An app of charity
CWRU and CIA build iPhone game; sales benefit kids
Your plane’s delayed, the kid’s basketball practice is going long, or you’ve been dragged to the opera. What could be better than playing a game on your iPhone?
Maybe knowing that 70 cents of the dollar you spent to download the game is going to a charity that buys books and toys for children in hospitals around the world.
Students from Case Western Reserve University and the Cleveland Institute of Art teamed up in a class to create the game “ChromaWaves,” now available at the Apple App Store.
“We agreed we weren’t going to be able to keep the proceeds, with everyone moving on after the class,” said Chris Jennewein, a senior computer science major at Case Western Reserve, who led the programming team. “Some of the artists had contacts with Child’s Play and everyone thought it was a great charity.”
The team of 12, half from each school, spent last fall building ChromaWaves from the ground up: programming, art, music and storyline.
Based on feedback from gaming company executives who reviewed their work, they knew they had a product they could market, Jennewein said.
The students weren’t done when the class ended, but members finished the game during spare time through the second semester and part of the summer. The App Store accepted the final version two weeks ago. This is the first class to publish a mobile application.
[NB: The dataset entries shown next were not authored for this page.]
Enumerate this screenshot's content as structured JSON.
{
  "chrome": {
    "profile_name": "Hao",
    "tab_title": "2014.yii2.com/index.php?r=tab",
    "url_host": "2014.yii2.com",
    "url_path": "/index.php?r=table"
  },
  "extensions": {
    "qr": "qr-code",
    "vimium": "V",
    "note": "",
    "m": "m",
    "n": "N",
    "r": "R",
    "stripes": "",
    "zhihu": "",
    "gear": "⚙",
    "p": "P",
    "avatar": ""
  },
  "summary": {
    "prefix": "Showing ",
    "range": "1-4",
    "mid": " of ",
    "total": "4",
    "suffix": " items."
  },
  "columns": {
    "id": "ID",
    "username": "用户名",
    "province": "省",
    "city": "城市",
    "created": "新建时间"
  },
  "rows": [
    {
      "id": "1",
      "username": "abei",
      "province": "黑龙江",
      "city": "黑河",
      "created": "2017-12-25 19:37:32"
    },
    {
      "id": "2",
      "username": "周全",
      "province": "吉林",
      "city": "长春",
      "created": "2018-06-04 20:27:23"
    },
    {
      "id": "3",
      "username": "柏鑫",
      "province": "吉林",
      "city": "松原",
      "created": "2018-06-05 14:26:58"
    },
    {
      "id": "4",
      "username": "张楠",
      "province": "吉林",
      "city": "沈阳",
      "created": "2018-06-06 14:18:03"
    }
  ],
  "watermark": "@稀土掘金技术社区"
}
So, what is ChromaWaves?
The game has attributes classified as casual games and pick-up-and-play games. Played on the iPhone or iPod touch, ChromaWaves can be a diversion for a few or 10 to 15 minutes, when life’s running comes to a brief stop. The goal is to get the top score.
A player uses swatches of red, yellow and blue to turn a high-tech version of paintballs the same color as attacking monsters. The bad guys come in primary colors but also violet, green, orange and black. As the game progresses in complexity, so do the methods of eliminating the monsters.
“It’s not a clear genre,” said Jim Wiser, a digital media major who led the art team and has since graduated from CIA. “We wanted to take a few risks and build something outside the norm.”
“I purchased my copy, and I’m telling my friends about it,” said Marc Buchner, professor of electrical engineering and computer science at Case Western Reserve.
Buchner and Knut Hybinette, a professor of T.I.M.E. (Technology Integrated Media Environment) Digital Arts at CIA, have taught the class each fall since 2005. “This team was a particularly good team, and they worked well together,” Buchner said, “which is why they had a good product in the end.”
Learn more about the game, how it was developed and more at www.chromawaves.com.